> _MATERIAL SHOWN_
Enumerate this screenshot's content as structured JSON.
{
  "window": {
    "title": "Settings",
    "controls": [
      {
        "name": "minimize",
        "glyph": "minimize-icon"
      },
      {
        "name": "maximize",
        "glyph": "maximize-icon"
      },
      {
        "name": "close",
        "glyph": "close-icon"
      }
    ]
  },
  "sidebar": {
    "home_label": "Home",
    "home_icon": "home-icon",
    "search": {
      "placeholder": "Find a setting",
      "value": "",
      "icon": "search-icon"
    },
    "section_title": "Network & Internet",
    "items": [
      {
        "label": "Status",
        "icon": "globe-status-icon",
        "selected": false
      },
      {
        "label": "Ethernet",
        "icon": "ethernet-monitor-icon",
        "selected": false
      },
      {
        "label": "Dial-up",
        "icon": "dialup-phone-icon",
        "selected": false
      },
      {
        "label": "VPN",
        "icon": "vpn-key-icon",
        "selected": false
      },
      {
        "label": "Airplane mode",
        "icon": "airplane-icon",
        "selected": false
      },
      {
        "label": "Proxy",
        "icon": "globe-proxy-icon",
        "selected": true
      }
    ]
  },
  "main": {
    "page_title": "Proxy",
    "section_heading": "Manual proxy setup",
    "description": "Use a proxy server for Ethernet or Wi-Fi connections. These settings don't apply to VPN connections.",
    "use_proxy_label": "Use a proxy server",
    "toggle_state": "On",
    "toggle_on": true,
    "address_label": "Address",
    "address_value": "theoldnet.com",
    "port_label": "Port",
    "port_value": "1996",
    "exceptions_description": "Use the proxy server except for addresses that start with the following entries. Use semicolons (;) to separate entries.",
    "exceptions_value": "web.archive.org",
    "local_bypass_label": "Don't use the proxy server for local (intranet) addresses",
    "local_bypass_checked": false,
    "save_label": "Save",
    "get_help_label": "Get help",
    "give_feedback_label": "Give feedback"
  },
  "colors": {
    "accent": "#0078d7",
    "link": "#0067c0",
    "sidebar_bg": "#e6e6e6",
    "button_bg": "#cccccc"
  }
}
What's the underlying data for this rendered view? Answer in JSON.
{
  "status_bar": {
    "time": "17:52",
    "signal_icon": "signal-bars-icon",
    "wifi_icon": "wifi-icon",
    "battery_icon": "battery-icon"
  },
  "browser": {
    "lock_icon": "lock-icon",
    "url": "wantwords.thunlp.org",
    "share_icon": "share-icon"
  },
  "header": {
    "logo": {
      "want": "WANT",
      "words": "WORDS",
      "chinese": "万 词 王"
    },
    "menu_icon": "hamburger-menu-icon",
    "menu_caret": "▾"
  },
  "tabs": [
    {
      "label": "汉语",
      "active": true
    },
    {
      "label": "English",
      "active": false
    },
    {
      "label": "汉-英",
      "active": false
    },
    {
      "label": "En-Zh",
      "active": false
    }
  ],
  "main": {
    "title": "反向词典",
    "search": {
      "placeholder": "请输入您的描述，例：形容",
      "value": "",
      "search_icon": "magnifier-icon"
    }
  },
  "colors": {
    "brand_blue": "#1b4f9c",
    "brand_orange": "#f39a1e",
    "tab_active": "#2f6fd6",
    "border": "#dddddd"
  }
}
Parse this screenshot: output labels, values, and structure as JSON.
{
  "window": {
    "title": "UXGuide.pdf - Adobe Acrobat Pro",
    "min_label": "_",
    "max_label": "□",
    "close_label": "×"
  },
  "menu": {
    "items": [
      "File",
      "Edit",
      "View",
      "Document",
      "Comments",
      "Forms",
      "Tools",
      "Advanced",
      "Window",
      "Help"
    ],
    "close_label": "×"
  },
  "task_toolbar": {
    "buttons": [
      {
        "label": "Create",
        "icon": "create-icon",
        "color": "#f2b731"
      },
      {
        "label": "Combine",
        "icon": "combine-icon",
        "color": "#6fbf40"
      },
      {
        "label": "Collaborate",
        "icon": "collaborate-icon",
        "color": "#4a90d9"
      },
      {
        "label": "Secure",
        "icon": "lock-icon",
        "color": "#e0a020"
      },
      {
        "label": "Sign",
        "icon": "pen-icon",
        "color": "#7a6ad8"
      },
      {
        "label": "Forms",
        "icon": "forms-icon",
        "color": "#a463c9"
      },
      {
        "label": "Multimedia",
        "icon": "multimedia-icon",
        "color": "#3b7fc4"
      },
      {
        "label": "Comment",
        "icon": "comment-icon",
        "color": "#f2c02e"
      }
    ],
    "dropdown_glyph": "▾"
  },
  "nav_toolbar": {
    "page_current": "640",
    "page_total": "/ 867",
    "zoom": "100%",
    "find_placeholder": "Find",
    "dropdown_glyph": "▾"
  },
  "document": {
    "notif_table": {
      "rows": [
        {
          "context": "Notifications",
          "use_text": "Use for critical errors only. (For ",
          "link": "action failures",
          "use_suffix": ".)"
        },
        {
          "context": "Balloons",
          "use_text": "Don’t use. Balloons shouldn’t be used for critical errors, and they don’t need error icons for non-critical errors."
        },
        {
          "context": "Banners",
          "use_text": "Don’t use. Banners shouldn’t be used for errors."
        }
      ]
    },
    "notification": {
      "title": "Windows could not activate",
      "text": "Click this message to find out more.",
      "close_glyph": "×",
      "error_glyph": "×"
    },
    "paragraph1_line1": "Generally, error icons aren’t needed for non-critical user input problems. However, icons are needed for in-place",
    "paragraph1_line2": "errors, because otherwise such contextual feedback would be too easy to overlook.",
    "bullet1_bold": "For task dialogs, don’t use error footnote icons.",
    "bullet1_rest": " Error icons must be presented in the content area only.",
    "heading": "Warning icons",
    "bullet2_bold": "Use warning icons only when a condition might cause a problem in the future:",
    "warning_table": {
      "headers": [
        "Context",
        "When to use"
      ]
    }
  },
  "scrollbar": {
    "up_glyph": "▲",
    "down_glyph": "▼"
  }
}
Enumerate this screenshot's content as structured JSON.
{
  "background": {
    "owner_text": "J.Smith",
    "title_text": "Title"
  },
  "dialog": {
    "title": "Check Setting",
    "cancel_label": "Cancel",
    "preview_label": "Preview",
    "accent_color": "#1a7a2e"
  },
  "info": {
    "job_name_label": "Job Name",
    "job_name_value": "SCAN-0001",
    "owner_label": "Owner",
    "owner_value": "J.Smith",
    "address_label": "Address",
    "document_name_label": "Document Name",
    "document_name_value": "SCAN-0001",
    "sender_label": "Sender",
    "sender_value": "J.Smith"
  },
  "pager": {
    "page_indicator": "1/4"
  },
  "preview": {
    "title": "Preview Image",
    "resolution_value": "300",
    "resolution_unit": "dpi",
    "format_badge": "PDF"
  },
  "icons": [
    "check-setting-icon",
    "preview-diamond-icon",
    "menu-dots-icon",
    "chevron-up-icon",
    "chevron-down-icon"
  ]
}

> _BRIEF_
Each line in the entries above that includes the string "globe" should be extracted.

> _RESULT_
        "icon": "globe-status-icon",
        "icon": "globe-proxy-icon",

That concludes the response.